__GOAL OF THE EXERCISE__. Write out the data below in full. Keep it exact.

__EXTRACTED DATA__.

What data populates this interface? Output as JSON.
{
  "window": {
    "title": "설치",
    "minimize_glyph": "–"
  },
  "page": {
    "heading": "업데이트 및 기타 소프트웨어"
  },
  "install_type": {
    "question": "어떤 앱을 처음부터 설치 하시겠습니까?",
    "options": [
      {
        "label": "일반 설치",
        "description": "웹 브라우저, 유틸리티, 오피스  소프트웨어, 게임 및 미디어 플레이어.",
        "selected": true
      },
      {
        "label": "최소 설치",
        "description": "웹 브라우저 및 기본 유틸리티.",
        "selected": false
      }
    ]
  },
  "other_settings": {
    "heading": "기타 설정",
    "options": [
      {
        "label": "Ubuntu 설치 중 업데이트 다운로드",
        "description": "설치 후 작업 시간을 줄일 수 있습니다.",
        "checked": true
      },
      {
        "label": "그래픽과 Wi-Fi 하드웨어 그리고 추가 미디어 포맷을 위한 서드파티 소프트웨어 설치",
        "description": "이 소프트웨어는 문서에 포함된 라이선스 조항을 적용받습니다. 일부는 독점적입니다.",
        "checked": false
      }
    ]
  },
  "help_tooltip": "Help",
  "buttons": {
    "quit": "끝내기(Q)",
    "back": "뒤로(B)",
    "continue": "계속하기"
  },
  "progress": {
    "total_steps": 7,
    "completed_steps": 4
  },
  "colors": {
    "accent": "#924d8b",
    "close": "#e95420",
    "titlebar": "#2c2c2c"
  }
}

__SOLUTION TO THE EXERCISE__.
What data populates this interface? Output as JSON.
{
  "window": {
    "title": "설치",
    "minimize_glyph": "–"
  },
  "page": {
    "heading": "업데이트 및 기타 소프트웨어"
  },
  "install_type": {
    "question": "어떤 앱을 처음부터 설치 하시겠습니까?",
    "options": [
      {
        "label": "일반 설치",
        "description": "웹 브라우저, 유틸리티, 오피스  소프트웨어, 게임 및 미디어 플레이어.",
        "selected": true
      },
      {
        "label": "최소 설치",
        "description": "웹 브라우저 및 기본 유틸리티.",
        "selected": false
      }
    ]
  },
  "other_settings": {
    "heading": "기타 설정",
    "options": [
      {
        "label": "Ubuntu 설치 중 업데이트 다운로드",
        "description": "설치 후 작업 시간을 줄일 수 있습니다.",
        "checked": true
      },
      {
        "label": "그래픽과 Wi-Fi 하드웨어 그리고 추가 미디어 포맷을 위한 서드파티 소프트웨어 설치",
        "description": "이 소프트웨어는 문서에 포함된 라이선스 조항을 적용받습니다. 일부는 독점적입니다.",
        "checked": false
      }
    ]
  },
  "help_tooltip": "Help",
  "buttons": {
    "quit": "끝내기(Q)",
    "back": "뒤로(B)",
    "continue": "계속하기"
  },
  "progress": {
    "total_steps": 7,
    "completed_steps": 4
  },
  "colors": {
    "accent": "#924d8b",
    "close": "#e95420",
    "titlebar": "#2c2c2c"
  }
}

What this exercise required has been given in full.